One of the enduring difficulties of using tube amps is playing them at appropriate volumes.

Of course, the reason players love tube amps is the rich tone one can get while pushing an amp's volume. But if you're playing in a bedroom, this can easily lead to noise complaints, even if you have a low-wattage amp. And if you're playing on stage, you may be battling bandmates and sound engineers if you turn to crank your half-stack.

Attenuators are one of the most useful tools you can buy to give you the tone of your dreams without the overwhelming volume. Most models are small boxes that you place on top of your amp, connecting them between your amp's output and speaker. (This is easily done with an amp-and-cabinet rig, but if you have a combo amp, just check for a cable running from the back of your amp to its internal speaker. Often, you can easily unplug that cable and plug in an attenuator in between.)

Once in place, just turn up your amp to get your desired tone and use the attenuator's controls to find the right overall volume.

From this simple idea, there are many varieties of attenuators available. They'll range in price and sound-quality, and some can include complex additional features you may find useful.

In our video above, Andy Martin plays a few popular attenuators to demonstrate their differences and give tips for what you should look for.

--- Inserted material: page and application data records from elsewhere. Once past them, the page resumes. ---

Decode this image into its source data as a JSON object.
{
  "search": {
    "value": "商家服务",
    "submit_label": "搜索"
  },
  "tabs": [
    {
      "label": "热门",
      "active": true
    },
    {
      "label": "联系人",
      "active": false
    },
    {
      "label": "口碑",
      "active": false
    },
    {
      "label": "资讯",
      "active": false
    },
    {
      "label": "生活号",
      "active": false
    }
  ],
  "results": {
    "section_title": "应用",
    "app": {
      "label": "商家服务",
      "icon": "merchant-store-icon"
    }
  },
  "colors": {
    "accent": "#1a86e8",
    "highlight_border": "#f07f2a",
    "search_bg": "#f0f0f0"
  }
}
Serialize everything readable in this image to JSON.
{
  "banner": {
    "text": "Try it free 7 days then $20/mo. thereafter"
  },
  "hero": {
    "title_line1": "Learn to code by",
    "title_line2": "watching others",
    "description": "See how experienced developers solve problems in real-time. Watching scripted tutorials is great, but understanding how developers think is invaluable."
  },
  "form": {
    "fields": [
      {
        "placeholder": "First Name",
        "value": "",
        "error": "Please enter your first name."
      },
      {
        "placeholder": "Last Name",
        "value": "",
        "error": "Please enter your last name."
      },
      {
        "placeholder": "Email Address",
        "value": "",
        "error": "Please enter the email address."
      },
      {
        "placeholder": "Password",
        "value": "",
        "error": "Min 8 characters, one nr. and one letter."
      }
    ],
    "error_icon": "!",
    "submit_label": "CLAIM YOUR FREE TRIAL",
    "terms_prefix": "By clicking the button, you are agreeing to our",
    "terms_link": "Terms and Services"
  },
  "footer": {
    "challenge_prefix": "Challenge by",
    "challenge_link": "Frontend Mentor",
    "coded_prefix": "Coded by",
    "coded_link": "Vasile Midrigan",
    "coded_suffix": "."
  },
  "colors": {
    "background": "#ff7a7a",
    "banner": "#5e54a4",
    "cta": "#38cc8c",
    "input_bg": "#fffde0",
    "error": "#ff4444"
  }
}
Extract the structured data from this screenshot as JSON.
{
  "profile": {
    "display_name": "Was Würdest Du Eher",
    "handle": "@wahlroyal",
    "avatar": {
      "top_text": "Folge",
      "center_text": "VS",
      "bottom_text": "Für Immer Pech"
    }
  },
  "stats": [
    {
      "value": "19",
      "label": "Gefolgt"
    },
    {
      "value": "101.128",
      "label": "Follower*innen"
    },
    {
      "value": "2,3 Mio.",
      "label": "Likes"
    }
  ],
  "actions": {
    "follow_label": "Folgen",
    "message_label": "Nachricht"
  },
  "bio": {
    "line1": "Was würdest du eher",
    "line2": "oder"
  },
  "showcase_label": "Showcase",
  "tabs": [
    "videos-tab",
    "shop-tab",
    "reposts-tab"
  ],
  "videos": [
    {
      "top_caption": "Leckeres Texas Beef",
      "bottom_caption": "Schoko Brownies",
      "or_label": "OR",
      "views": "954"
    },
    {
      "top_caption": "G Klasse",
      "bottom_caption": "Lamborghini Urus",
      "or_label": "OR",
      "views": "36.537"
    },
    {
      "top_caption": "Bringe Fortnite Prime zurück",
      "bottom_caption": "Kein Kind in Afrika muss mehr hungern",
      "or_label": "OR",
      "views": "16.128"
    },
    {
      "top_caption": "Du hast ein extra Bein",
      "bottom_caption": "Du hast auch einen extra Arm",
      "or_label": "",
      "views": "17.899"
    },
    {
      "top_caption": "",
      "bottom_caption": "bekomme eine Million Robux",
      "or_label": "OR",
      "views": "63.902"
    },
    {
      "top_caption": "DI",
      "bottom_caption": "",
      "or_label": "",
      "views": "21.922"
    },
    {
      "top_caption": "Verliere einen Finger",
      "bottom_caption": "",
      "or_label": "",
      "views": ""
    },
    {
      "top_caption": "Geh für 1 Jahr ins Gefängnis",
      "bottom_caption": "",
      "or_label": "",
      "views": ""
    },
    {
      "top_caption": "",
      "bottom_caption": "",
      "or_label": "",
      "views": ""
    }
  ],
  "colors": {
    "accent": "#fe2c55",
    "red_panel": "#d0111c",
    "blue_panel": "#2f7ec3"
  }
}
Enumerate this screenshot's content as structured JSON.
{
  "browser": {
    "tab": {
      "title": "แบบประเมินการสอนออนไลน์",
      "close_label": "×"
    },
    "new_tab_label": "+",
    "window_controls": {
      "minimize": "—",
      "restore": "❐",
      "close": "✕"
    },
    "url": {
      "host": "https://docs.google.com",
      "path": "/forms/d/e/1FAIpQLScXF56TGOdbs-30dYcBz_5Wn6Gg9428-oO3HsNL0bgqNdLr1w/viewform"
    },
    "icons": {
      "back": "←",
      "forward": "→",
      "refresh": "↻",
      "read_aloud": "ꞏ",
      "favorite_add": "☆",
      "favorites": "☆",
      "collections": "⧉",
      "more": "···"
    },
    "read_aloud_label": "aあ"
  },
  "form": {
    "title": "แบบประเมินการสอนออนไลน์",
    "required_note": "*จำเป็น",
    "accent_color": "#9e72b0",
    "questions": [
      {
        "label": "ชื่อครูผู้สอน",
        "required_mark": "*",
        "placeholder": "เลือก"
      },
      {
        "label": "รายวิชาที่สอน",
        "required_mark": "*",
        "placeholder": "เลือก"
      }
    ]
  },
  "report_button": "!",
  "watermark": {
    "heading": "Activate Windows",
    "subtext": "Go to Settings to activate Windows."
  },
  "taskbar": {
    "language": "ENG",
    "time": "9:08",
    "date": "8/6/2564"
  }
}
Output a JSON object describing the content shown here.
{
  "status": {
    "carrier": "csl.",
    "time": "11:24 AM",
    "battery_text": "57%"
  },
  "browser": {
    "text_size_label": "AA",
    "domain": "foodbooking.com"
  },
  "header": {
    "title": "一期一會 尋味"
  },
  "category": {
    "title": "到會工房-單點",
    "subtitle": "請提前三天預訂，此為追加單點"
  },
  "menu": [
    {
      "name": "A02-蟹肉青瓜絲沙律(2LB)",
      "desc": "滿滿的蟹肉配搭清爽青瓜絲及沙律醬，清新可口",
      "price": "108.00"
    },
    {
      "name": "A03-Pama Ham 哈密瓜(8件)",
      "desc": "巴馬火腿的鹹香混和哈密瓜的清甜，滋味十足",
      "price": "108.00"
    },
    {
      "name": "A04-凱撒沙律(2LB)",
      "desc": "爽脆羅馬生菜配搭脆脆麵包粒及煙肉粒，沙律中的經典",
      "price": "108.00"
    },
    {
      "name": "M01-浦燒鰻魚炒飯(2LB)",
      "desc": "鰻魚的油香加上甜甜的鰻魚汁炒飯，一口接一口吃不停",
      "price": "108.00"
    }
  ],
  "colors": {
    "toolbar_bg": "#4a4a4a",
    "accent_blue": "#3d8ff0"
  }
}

For more information and recommendations for every kind of attenuator—from resistive to reactive to power amp–equipped attenuators—check out our brand-new attenuators buying guide.

Important note: Look to get an attenuator that can handle double the wattage of your amp, so that you don't risk overpowering the attenuator and frying it.

Buying Guide: Guitar Amp Attenuators
Learn everything you need to know to choose the right attenuator.
Learn More
comments powered by Disqus

Reverb Gives

Your purchases help youth music programs get the gear they need to make music.

Carbon-Offset Shipping

Your purchases also help protect forests, including trees traditionally used to make instruments.

Oops, looks like you forgot something. Please check the fields highlighted in red.